Join the Cult? Bepanthen, Clarins, St. Ives, and Sudocrem

There are some products that feature frequently in magazines' "Best of" lists, then you try them for yourself and wonder how on Earth they ever got there...


I bought this ointment from Bepanthen after I saw a blogger recommending it for chapped lips, an affliction from which I constantly suffer, no matter how much water I guzzle. It's thick, white, and gloopy, so more of an overnight treatment than your everyday lip balm. Obviously the packaging (it's got a baby's bottom on it for crying out loud!) means it isn't exactly conducive to carrying it around in your handbag and whipping it out at lunch time, especially if you are currently without child, as I am. Aside from those issues, I just didn't find that it did anything for my lips. It kind of sat on top of them, like a barrier, and never actually sank in or had any real moisturising effect. At least the smell of this ointment was fairly inoffensive, slightly medicinal, and it's worth noting that it doesn't contain any fragrances, preservatives, or colourants. Bayer, the company behind Bepanthen, appears to engage in animal testing so even if I did like the product (I don't), I would not be repurchasing.

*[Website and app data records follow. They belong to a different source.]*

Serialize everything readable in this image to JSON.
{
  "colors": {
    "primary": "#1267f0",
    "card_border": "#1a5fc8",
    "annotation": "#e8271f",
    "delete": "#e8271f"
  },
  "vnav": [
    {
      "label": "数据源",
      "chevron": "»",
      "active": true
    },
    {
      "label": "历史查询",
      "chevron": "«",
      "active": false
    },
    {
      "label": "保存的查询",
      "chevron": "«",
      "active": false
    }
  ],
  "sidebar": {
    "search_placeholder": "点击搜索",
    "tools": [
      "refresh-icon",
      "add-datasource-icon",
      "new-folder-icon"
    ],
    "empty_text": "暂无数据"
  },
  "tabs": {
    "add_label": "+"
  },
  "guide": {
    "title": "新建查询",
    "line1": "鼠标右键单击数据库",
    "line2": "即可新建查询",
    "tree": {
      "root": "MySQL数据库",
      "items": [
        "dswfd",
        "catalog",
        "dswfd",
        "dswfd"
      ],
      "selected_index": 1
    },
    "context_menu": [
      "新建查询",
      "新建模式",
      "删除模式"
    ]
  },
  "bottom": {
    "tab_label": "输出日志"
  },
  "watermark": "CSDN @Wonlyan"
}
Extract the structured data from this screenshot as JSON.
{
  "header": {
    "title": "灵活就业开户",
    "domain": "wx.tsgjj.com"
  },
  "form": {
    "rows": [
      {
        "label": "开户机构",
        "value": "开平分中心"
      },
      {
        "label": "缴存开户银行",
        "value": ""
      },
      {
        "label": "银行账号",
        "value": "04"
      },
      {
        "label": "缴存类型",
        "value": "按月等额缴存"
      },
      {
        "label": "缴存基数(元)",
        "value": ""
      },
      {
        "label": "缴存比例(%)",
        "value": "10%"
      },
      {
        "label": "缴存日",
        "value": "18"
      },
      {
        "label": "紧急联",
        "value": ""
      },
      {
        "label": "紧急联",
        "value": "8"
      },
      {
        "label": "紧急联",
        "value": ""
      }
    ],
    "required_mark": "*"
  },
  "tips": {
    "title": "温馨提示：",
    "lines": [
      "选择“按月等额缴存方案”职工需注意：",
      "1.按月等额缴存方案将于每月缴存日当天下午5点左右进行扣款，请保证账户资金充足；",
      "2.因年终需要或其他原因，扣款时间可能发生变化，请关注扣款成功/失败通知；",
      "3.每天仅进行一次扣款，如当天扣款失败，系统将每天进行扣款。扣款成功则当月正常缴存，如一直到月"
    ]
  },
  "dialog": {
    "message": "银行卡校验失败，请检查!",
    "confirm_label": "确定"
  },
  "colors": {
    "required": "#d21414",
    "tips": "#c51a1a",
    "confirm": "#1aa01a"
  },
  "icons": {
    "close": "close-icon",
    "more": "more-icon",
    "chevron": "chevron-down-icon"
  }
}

Oh boy, where to begin with this one. My mother warned me not to waste my money on it, but did I listen? Do we ever? Clarins' Beauty Flash Balm claims to do many things, mainly moisturise, brighten, and tighten. Most people seem to use it in place of a primer and that's how I tried it. While it definitely made my face feel tighter (uncomfortably so), I didn't witness the promised glow and it certainly didn't help my makeup go on any better; I actually think it had the opposite effect and left my foundation looking patchy. I had read several people's accounts of the balm "pilling" on them i.e. it formed small balls on the surface, so I knew it required a very light-handed application, but there were still days when I found myself peeling bits off my face. Yuck. I really didn't enjoy the strange synthetic scent and I'm pretty sure my skin had a reaction to it every single time I wore it, leaving me red and itchy, not surprising really considering the list of ingredients. I didn't even bother trying to finish the tube, something that is very rare for me. It would seem that mothers really do know best after all. I believe Clarins products are sold in China, therefore they are not considered to be a cruelty-free brand. 


St. Ives' Blemish Control Apricot Scrub is so harsh that I seriously feel like it would be more suited to scrubbing the sink than your face. I found it so abrasive that I ended up repurposing it to exfoliate my bikini line in an attempt to prevent ingrown hairs post-waxing. If you're looking for the beauty equivalent of sandpaper, this is it. The apricot scent is pleasant enough but quite strong and probably not for anyone sensitive to fragrance. As for this scrub's spot-fighting abilities, I felt it irritated my skin more than anything, actually causing more flare-ups. While investigating St. Ives' cruelty-free status, I was redirected from their site to that of Unilever, whose policy states: "We do not test our products on animals and are committed to ending animal testing ... Occasionally, when there are no suitable non-animal approaches available, some of the ingredients we use have to be tested; and some governments test our products on animals as part of their regulatory requirements." So even if St. Ives doesn't test the finished product on animals, countries where it's sold (like China) do, and its parent company does admit to sometimes testing ingredients on the furry ones.

Ah Sudocrem, the all-purpose wonder cream found tucked away in every bathroom cabinet in Ireland. A beloved zit zapper for many, a lavender-scented, sticky white mess for moi. It never helped to clear up my spots (no matter how thickly I layered it on!), although I do think it had a cooling effect on the more angry ones. Described as an "antiseptic healing cream", Sudocrem is still my number one choice when it comes to treating cuts and burns, but a cure for acne it is not. I was thrilled to find out that the cream was originally developed in Dublin and is still manufactured there to this day, as I love to support Irish businesses where possible. However, I was not so thrilled to discover the company's policy on animal testing. When I couldn't find any information on their various sites, I reached out to Sudocrem via Twitter and this was their response: "Sudocrem is not tested on animals but we cannot guarantee that individual ingredients have not been subjected to it, as they are from various suppliers." I'm not really sure what to make of that statement; the finished product is not tested but the ingredients might have been, not exactly what I would call cruelty-free. It's such a shame, I was really holding out hope for that one. If anyone can point me in the direction of a truly cruelty-free antiseptic cream, I'd be much obliged.